I had to explain to him that the term “pappy” in “pappyshow” was not gender specific and was like the green elephant joke. First you ask, “What colour gun would you use to shoot a blue elephant?”  The answer is a blue-elephant gun. Then you ask, “What kind of gun would you use to shoot a pink-elephant?” The answer is that there is no such thing as a pink-elephant gun. 

You have to catch the pink elephant, paint it blue and then shoot it with a blue elephant gun. As one calypsonian demonstrated, females can pappyshow someone.  There was a calypso about a lady named Miss Santa, a resident of Morvant, who “tief a big man from St James and tie him like a cow in Morvant/Sun and rain wetting the man but he can’t get away poor feller.” In other words, she made a pappyshow of him.  

Lise Winer in her book on Varieties of English Around the World: Trinidad and Tobago links the word “pappyshow” to “puppet show” and “papeechaud” and says it means “someone who appears ridiculous, foolish, absurd…” Quoting from an “old time” calysonian named Destroyer, she provided as an example, “Listen to what I notice a few years ago,/Matrimony become a pappshow.” Ms Winer quotes from Paul Keens-Douglas, “We use to pappyshow police. And play respectable when we see priest.” I jokingly told Ms  Winer that clearly her name would appear twice in the book, one as the author and the other as a definition. I never heard from her again. Maybe she thought I pappyshowed her. 

 

The fact is that pappyshow truly fits the national psyche. Trinidad is the only country where “elite” is a brand of shirt, “reform” is a village in the South, “republic” is a bank, and “independent senator” is an oxymoron. Then there is a children’s game called “moral” which has nothing to do with honesty or values but requires balls.  

Despite the frequent use of the obeah men and women, there are two major contradictions at the heart of all Trinis.  The first is a unique combination of a dependency syndrome and an entitlement syndrome. On the one hand there is enormous pressure on governments or a “Gimme, gimme” mentality. On the other is the assertion of the legitimacy of rights that have no basis except in membership of a race or political party.  

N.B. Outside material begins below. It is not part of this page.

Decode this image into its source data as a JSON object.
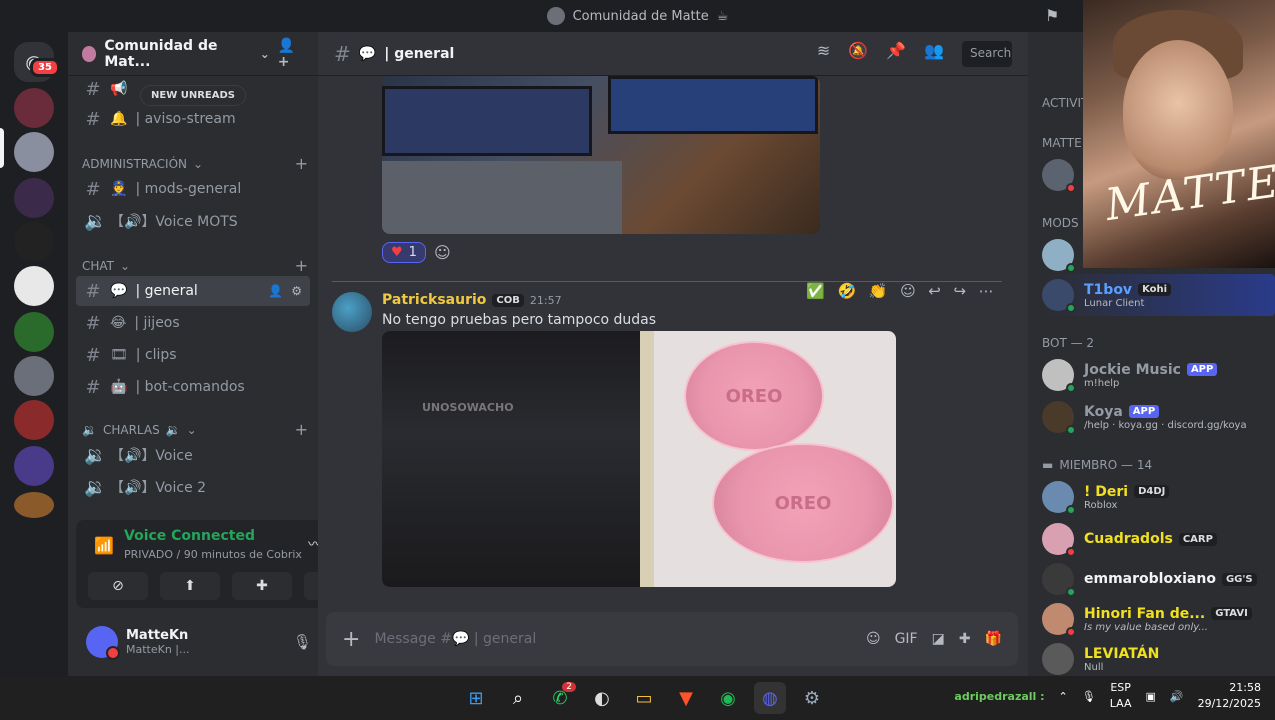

This is hard enough to deal with but when it is compounded by an “Ah know!” mentality you have the quintessential Trini. There are no secrets because we know what happened before anything was even contemplated by anyone. When any event occurs, we already knew about it. His Caricom colleagues referred to one of our prime ministers as “Ah Know”. “He like Noah,” one of them said, “all he missing is the Ark.”

A few days ago we heard about the seizure of cocaine in Norfolk, Virginia.  Immediately everybody knew who did it. A business that took 80 years to build and the family whose blood, sweat and tears built it were immediately crushed by the rumour mill and the “Ah knows”. They became a regional pappyshow made so by those in authority and by those who lacked authority but had a surfeit of slander and malice. Now it turns out that the family was not involved and their products are safe to use.  

But how do you build back a reputation?  How do you win back customers lost to rumour and character assassination? How do you regain the trust that made this company the most successful non-oil exporter and a regional success story? This is one case where, Trini that I am, I don’t know the answers to these questions. All I know is that it is time for the DEA and others to end the pappyshow and put the real criminals where they belong. In the can!

 

*Tony Deyal was last seen providing his children with a massive pappyshow. He took off his cap and exposed his Trini roots.

 
Let us know your thoughts
This content requires the latest Adobe Flash Player and a browser with JavaScript enabled. Click here for a free download of the latest Adobe Flash Player.

Express Poll

Do you think Patrick Manning should contest the San Fernando East seat in the 2015 general election?

  • Yes
  • No

Commentaries Headlines

Weather

More Weather